Keep it rolling
The bicycle has become easier to maintain thanks to developments like fit-and-forget cartridge bearing hubs, and external bottom brackets that offer decent longevity and a service routine that involves only disposal and replacement. While winter will place extra demands on your steed in the form of wet and grimy roads, maintaining your bike through winter is now a simple task.
Washing your bike thoroughly after particularly dirty rides is the simplest way to prevent mechanical issues, and the jet wash (handled with care) and airline have placed pro team washing and drying techniques in the hands of the amateur. Of course, there’s nothing wrong with the bucket and sponge method (wheels out, wash with warm, soapy water, rinse with cold, clear water, and dry with a towel).
Keep exposed areas of cable lightly coated with a silicone spray, and select one of the many and varied chain lubricants to hold off the worst of the grime thrown up from the road surface. Regardless of the lubricant chosen, and ‘winter’ lubes tend to be thicker and heavier, it should not be regarded as a substitute for regular cleaning. Chain scrubber tools like the Park Cyclone have made cleaning the area of the drivetrain under greatest strain a snap.
Tyre checks, both for pressure and wear, should be part of your pre-ride routine anyway, and are doubly important in winter with the additional demands placed upon them by dirty road surfaces. Reducing your tyre pressure will increase your contact with the road and increase grip levels (it will provide a more comfortable ride, too). Tubeless tyres, where inner tubes are replaced with a latex fluid, are increasingly popular with road cyclists and have the added advantage at this time of year of performing well at lower pressures.

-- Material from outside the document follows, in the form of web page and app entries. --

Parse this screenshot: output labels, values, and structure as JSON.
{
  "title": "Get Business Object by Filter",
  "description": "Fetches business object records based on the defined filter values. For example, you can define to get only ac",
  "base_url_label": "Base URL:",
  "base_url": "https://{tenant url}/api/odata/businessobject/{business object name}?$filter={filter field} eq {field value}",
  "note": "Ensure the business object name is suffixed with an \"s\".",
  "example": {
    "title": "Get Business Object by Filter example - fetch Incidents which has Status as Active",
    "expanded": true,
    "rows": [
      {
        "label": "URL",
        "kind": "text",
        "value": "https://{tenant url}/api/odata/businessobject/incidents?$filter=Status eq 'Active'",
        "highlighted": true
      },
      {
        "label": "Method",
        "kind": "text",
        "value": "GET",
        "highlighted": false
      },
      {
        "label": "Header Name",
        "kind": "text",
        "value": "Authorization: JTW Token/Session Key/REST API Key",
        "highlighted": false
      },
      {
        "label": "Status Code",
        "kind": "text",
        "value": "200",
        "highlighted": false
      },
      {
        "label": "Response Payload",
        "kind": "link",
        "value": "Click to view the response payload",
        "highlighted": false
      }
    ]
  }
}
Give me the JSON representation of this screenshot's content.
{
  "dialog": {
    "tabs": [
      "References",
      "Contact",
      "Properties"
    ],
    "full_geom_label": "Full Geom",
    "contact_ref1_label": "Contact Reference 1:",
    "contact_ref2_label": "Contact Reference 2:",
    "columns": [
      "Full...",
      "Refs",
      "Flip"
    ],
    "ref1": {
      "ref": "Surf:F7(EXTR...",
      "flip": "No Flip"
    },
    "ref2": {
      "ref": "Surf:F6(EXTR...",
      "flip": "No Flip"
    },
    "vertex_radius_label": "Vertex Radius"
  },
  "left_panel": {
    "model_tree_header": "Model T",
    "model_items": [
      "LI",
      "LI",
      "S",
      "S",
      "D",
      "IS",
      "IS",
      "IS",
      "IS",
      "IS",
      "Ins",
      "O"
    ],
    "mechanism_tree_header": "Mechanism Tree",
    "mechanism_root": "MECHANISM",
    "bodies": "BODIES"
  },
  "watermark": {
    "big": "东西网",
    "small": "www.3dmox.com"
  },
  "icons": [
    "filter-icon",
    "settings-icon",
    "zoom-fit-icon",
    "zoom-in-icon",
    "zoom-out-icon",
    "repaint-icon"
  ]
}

Mudguards might not seem an obvious part of a maintenance routine, but given that many mechanical issues stem from the wear placed on components by road grime, it’s perhaps worth considering their value as a preventative measure. The mudguard’s primary function is to protect the rider, of course, but by doing so, it also protects the machine beneath him.